■ **THE TASK**:
Print the entries exactly; skip the pictures.

== Segment start ==

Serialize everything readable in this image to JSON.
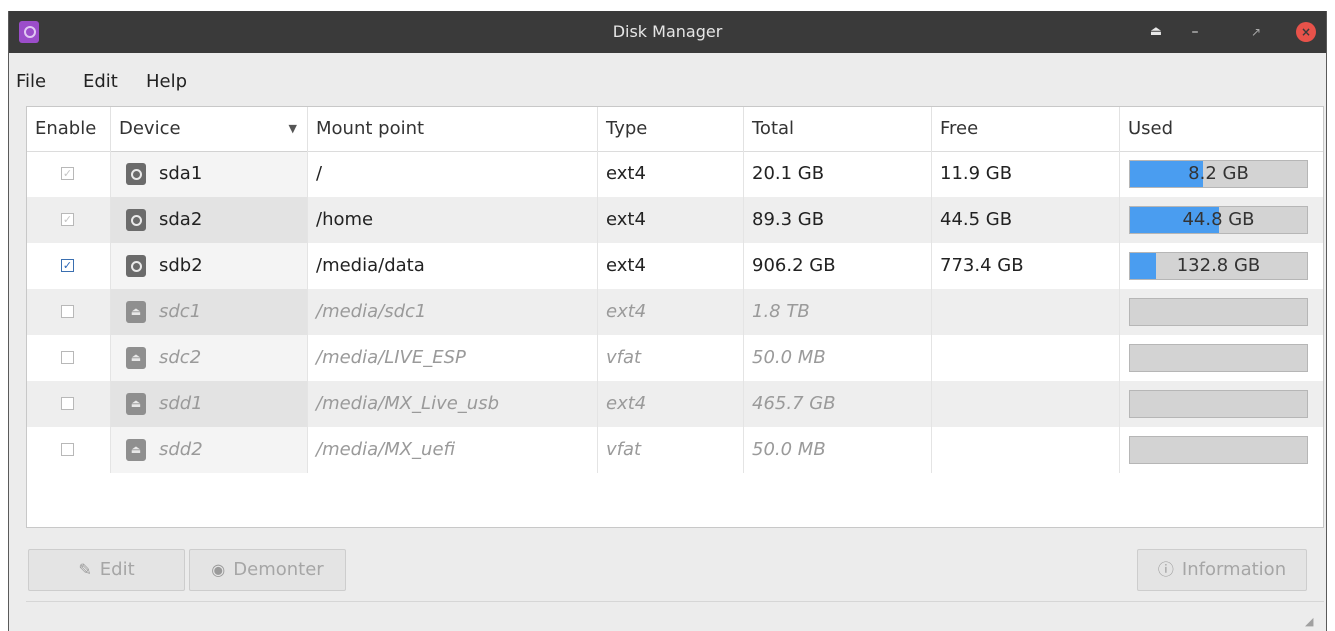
{
  "window": {
    "title": "Disk Manager"
  },
  "menu": {
    "file": "File",
    "edit": "Edit",
    "help": "Help"
  },
  "columns": {
    "enable": "Enable",
    "device": "Device",
    "mount_point": "Mount point",
    "type": "Type",
    "total": "Total",
    "free": "Free",
    "used": "Used"
  },
  "rows": [
    {
      "enabled": true,
      "editable": false,
      "device": "sda1",
      "icon": "hard-disk-icon",
      "mount": "/",
      "type": "ext4",
      "total": "20.1 GB",
      "free": "11.9 GB",
      "used": "8.2 GB",
      "used_fraction": 0.41
    },
    {
      "enabled": true,
      "editable": false,
      "device": "sda2",
      "icon": "hard-disk-icon",
      "mount": "/home",
      "type": "ext4",
      "total": "89.3 GB",
      "free": "44.5 GB",
      "used": "44.8 GB",
      "used_fraction": 0.5
    },
    {
      "enabled": true,
      "editable": true,
      "device": "sdb2",
      "icon": "hard-disk-icon",
      "mount": "/media/data",
      "type": "ext4",
      "total": "906.2 GB",
      "free": "773.4 GB",
      "used": "132.8 GB",
      "used_fraction": 0.147
    },
    {
      "enabled": false,
      "editable": true,
      "device": "sdc1",
      "icon": "eject-icon",
      "mount": "/media/sdc1",
      "type": "ext4",
      "total": "1.8 TB",
      "free": "",
      "used": "",
      "used_fraction": 0
    },
    {
      "enabled": false,
      "editable": true,
      "device": "sdc2",
      "icon": "eject-icon",
      "mount": "/media/LIVE_ESP",
      "type": "vfat",
      "total": "50.0 MB",
      "free": "",
      "used": "",
      "used_fraction": 0
    },
    {
      "enabled": false,
      "editable": true,
      "device": "sdd1",
      "icon": "eject-icon",
      "mount": "/media/MX_Live_usb",
      "type": "ext4",
      "total": "465.7 GB",
      "free": "",
      "used": "",
      "used_fraction": 0
    },
    {
      "enabled": false,
      "editable": true,
      "device": "sdd2",
      "icon": "eject-icon",
      "mount": "/media/MX_uefi",
      "type": "vfat",
      "total": "50.0 MB",
      "free": "",
      "used": "",
      "used_fraction": 0
    }
  ],
  "buttons": {
    "edit": "Edit",
    "unmount": "Demonter",
    "information": "Information"
  },
  "colors": {
    "usage_fill": "#4a9df0",
    "titlebar": "#3a3a3a",
    "close": "#e8524a"
  }
}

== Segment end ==

■ **YOUR RESPONSE**:
Serialize everything readable in this image to JSON.
{
  "window": {
    "title": "Disk Manager"
  },
  "menu": {
    "file": "File",
    "edit": "Edit",
    "help": "Help"
  },
  "columns": {
    "enable": "Enable",
    "device": "Device",
    "mount_point": "Mount point",
    "type": "Type",
    "total": "Total",
    "free": "Free",
    "used": "Used"
  },
  "rows": [
    {
      "enabled": true,
      "editable": false,
      "device": "sda1",
      "icon": "hard-disk-icon",
      "mount": "/",
      "type": "ext4",
      "total": "20.1 GB",
      "free": "11.9 GB",
      "used": "8.2 GB",
      "used_fraction": 0.41
    },
    {
      "enabled": true,
      "editable": false,
      "device": "sda2",
      "icon": "hard-disk-icon",
      "mount": "/home",
      "type": "ext4",
      "total": "89.3 GB",
      "free": "44.5 GB",
      "used": "44.8 GB",
      "used_fraction": 0.5
    },
    {
      "enabled": true,
      "editable": true,
      "device": "sdb2",
      "icon": "hard-disk-icon",
      "mount": "/media/data",
      "type": "ext4",
      "total": "906.2 GB",
      "free": "773.4 GB",
      "used": "132.8 GB",
      "used_fraction": 0.147
    },
    {
      "enabled": false,
      "editable": true,
      "device": "sdc1",
      "icon": "eject-icon",
      "mount": "/media/sdc1",
      "type": "ext4",
      "total": "1.8 TB",
      "free": "",
      "used": "",
      "used_fraction": 0
    },
    {
      "enabled": false,
      "editable": true,
      "device": "sdc2",
      "icon": "eject-icon",
      "mount": "/media/LIVE_ESP",
      "type": "vfat",
      "total": "50.0 MB",
      "free": "",
      "used": "",
      "used_fraction": 0
    },
    {
      "enabled": false,
      "editable": true,
      "device": "sdd1",
      "icon": "eject-icon",
      "mount": "/media/MX_Live_usb",
      "type": "ext4",
      "total": "465.7 GB",
      "free": "",
      "used": "",
      "used_fraction": 0
    },
    {
      "enabled": false,
      "editable": true,
      "device": "sdd2",
      "icon": "eject-icon",
      "mount": "/media/MX_uefi",
      "type": "vfat",
      "total": "50.0 MB",
      "free": "",
      "used": "",
      "used_fraction": 0
    }
  ],
  "buttons": {
    "edit": "Edit",
    "unmount": "Demonter",
    "information": "Information"
  },
  "colors": {
    "usage_fill": "#4a9df0",
    "titlebar": "#3a3a3a",
    "close": "#e8524a"
  }
}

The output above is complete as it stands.